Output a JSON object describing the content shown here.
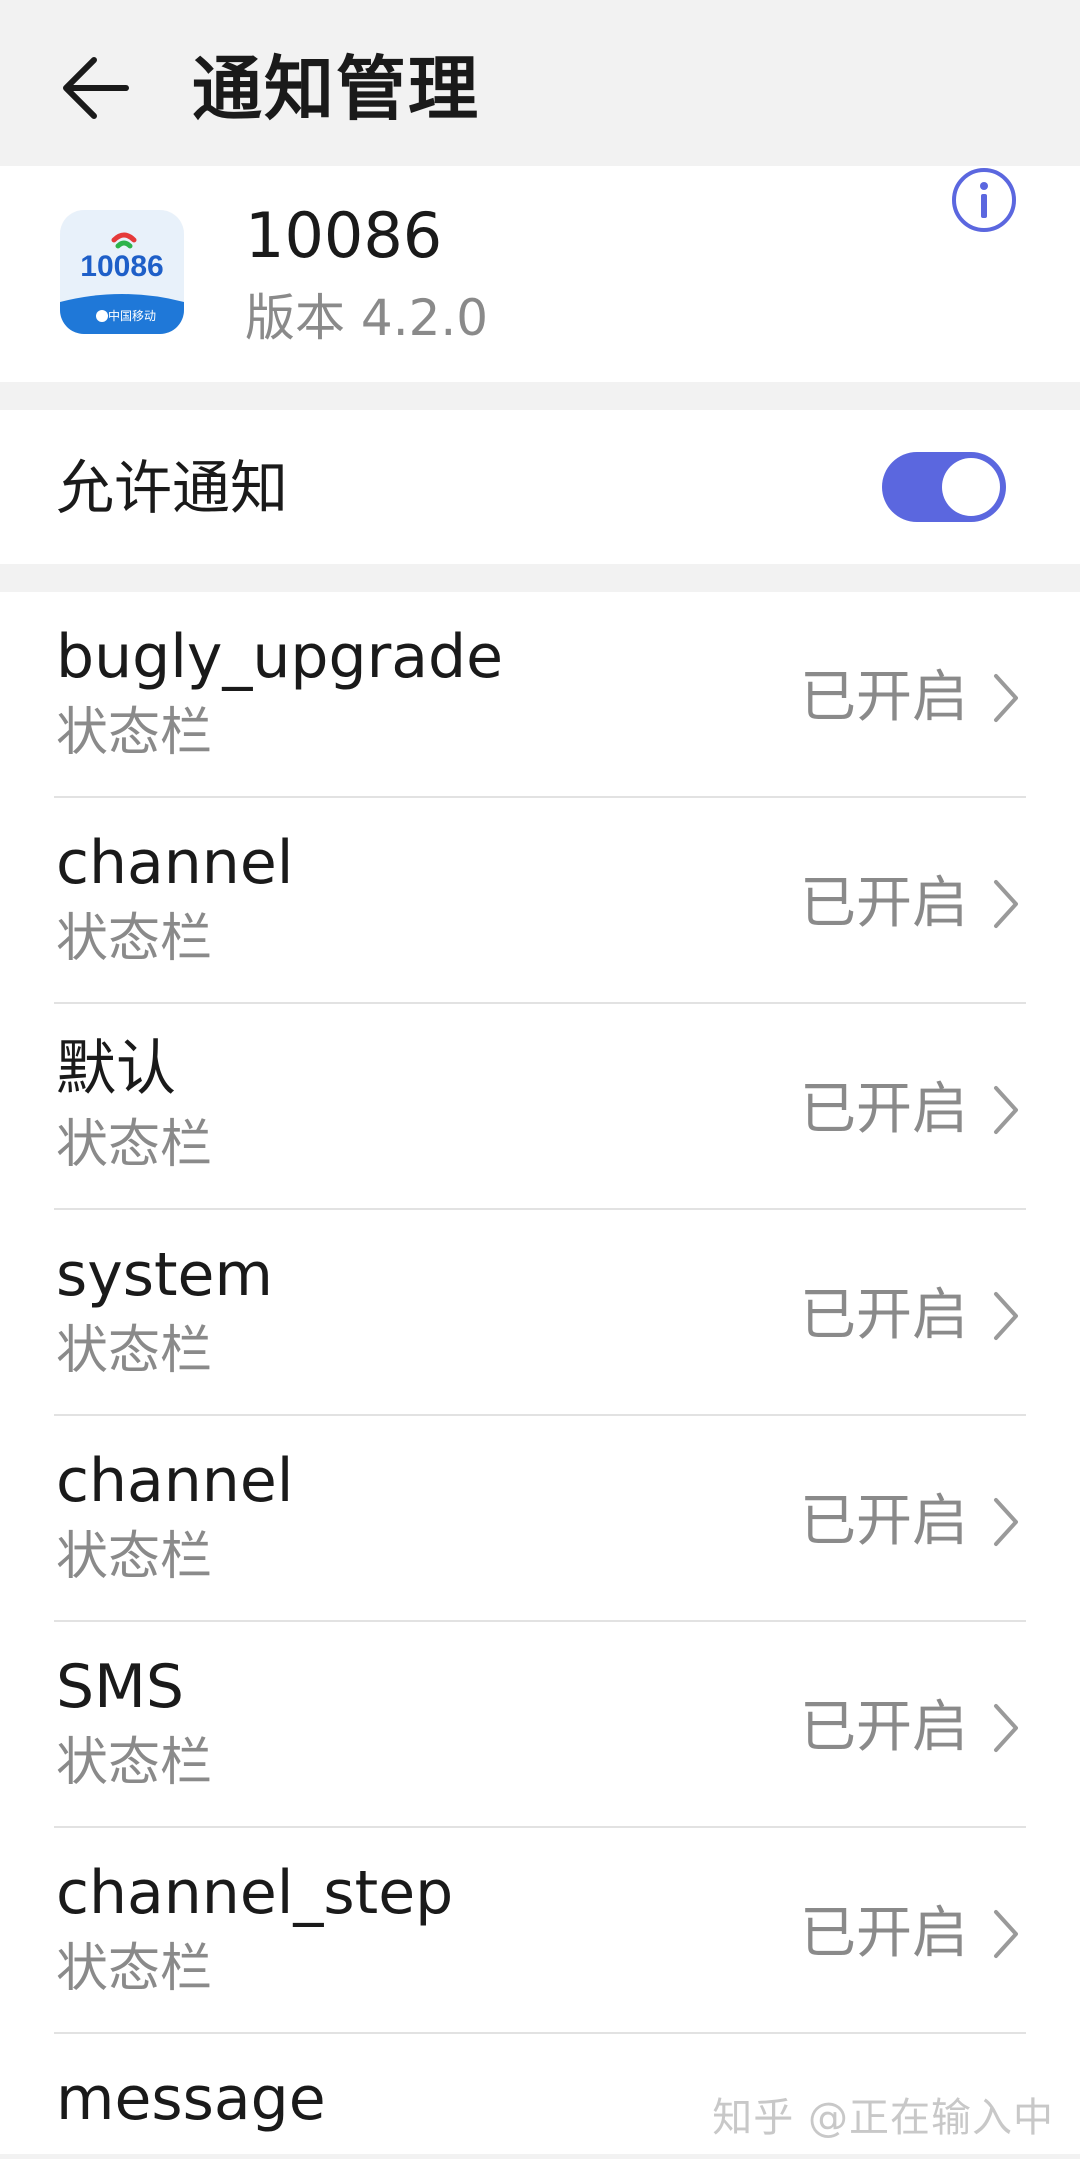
{
  "header": {
    "title": "通知管理",
    "back_icon": "arrow-left-icon"
  },
  "app": {
    "name": "10086",
    "version": "版本 4.2.0",
    "icon": "china-mobile-10086-app-icon",
    "icon_label": "10086",
    "icon_sublabel": "中国移动",
    "info_icon": "info-circle-icon"
  },
  "allow_notifications": {
    "label": "允许通知",
    "enabled": true
  },
  "channels": [
    {
      "title": "bugly_upgrade",
      "subtitle": "状态栏",
      "status": "已开启"
    },
    {
      "title": "channel",
      "subtitle": "状态栏",
      "status": "已开启"
    },
    {
      "title": "默认",
      "subtitle": "状态栏",
      "status": "已开启"
    },
    {
      "title": "system",
      "subtitle": "状态栏",
      "status": "已开启"
    },
    {
      "title": "channel",
      "subtitle": "状态栏",
      "status": "已开启"
    },
    {
      "title": "SMS",
      "subtitle": "状态栏",
      "status": "已开启"
    },
    {
      "title": "channel_step",
      "subtitle": "状态栏",
      "status": "已开启"
    },
    {
      "title": "message",
      "subtitle": "",
      "status": ""
    }
  ],
  "watermark": "知乎 @正在输入中",
  "colors": {
    "accent": "#5b67df",
    "background": "#f2f2f2",
    "card": "#ffffff",
    "secondary_text": "#8a8a8a"
  }
}
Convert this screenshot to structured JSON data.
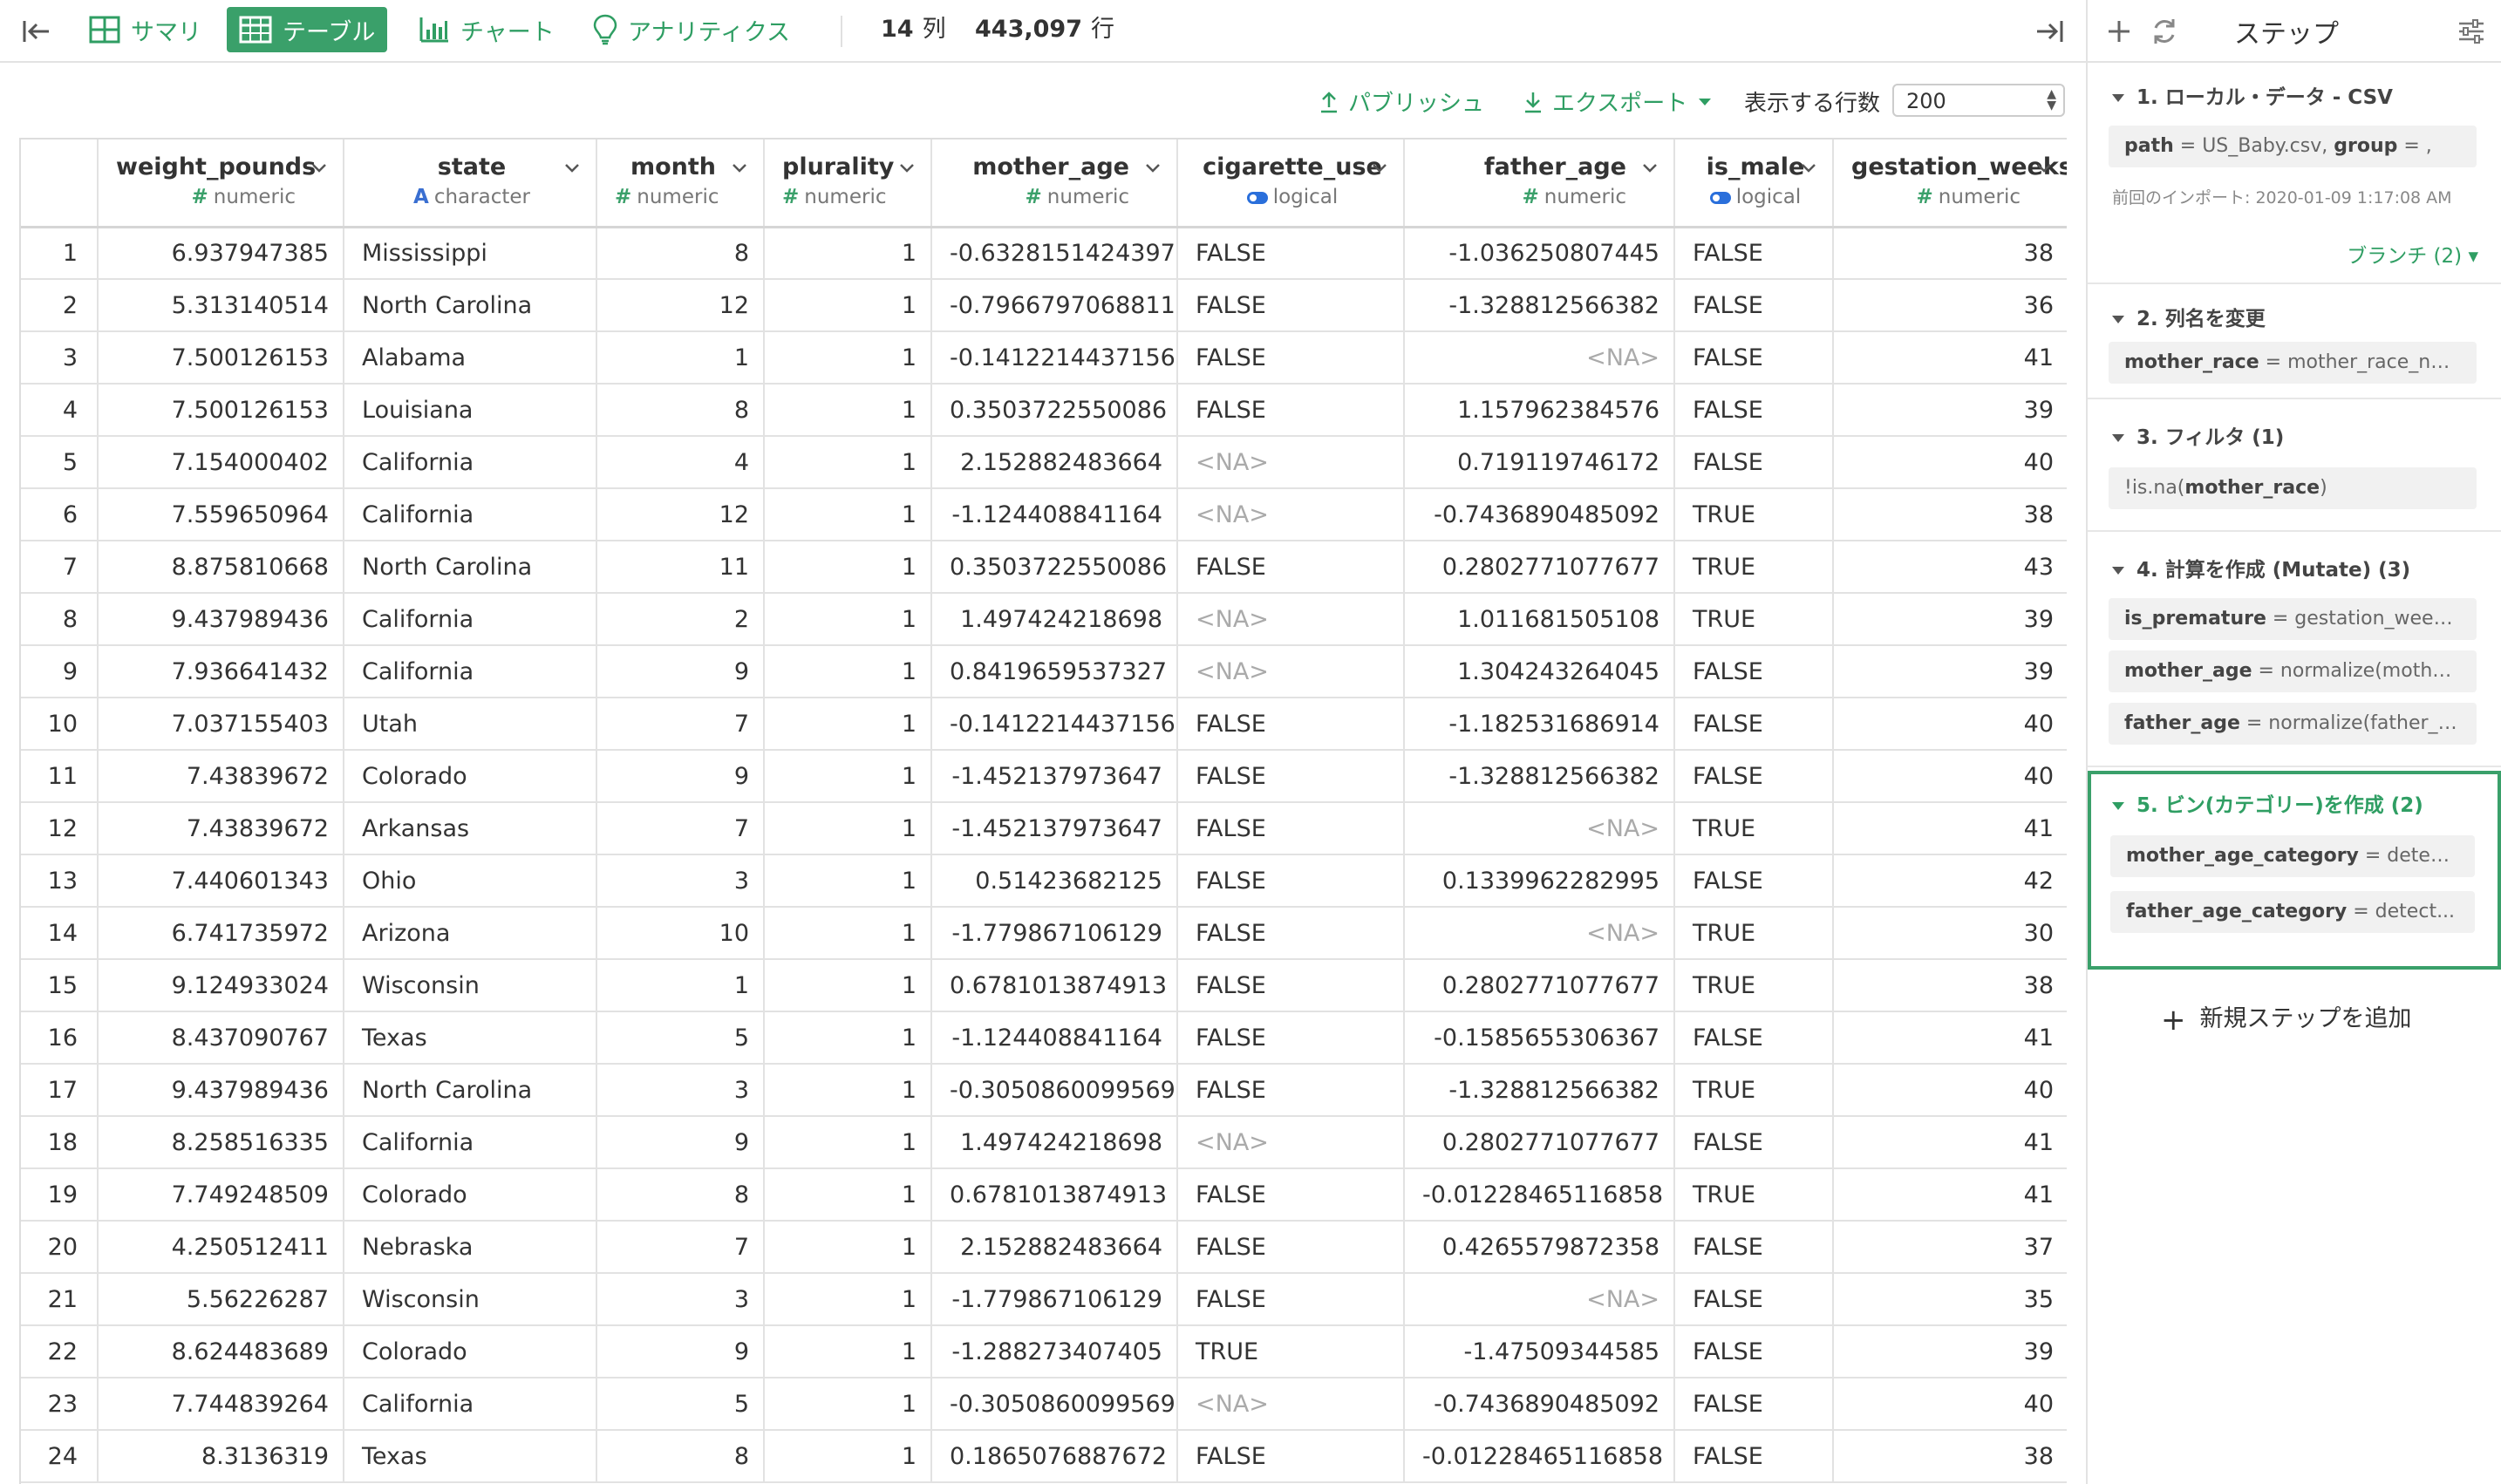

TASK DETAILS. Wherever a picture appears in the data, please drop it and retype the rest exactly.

EXERCISE RESPONSE.
Output a JSON object describing the content shown here.
{
  "header": {
    "title": "通知管理",
    "back_icon": "arrow-left-icon"
  },
  "app": {
    "name": "10086",
    "version": "版本 4.2.0",
    "icon": "china-mobile-10086-app-icon",
    "icon_label": "10086",
    "icon_sublabel": "中国移动",
    "info_icon": "info-circle-icon"
  },
  "allow_notifications": {
    "label": "允许通知",
    "enabled": true
  },
  "channels": [
    {
      "title": "bugly_upgrade",
      "subtitle": "状态栏",
      "status": "已开启"
    },
    {
      "title": "channel",
      "subtitle": "状态栏",
      "status": "已开启"
    },
    {
      "title": "默认",
      "subtitle": "状态栏",
      "status": "已开启"
    },
    {
      "title": "system",
      "subtitle": "状态栏",
      "status": "已开启"
    },
    {
      "title": "channel",
      "subtitle": "状态栏",
      "status": "已开启"
    },
    {
      "title": "SMS",
      "subtitle": "状态栏",
      "status": "已开启"
    },
    {
      "title": "channel_step",
      "subtitle": "状态栏",
      "status": "已开启"
    },
    {
      "title": "message",
      "subtitle": "",
      "status": ""
    }
  ],
  "watermark": "知乎 @正在输入中",
  "colors": {
    "accent": "#5b67df",
    "background": "#f2f2f2",
    "card": "#ffffff",
    "secondary_text": "#8a8a8a"
  }
}
Convert this screenshot to structured JSON data.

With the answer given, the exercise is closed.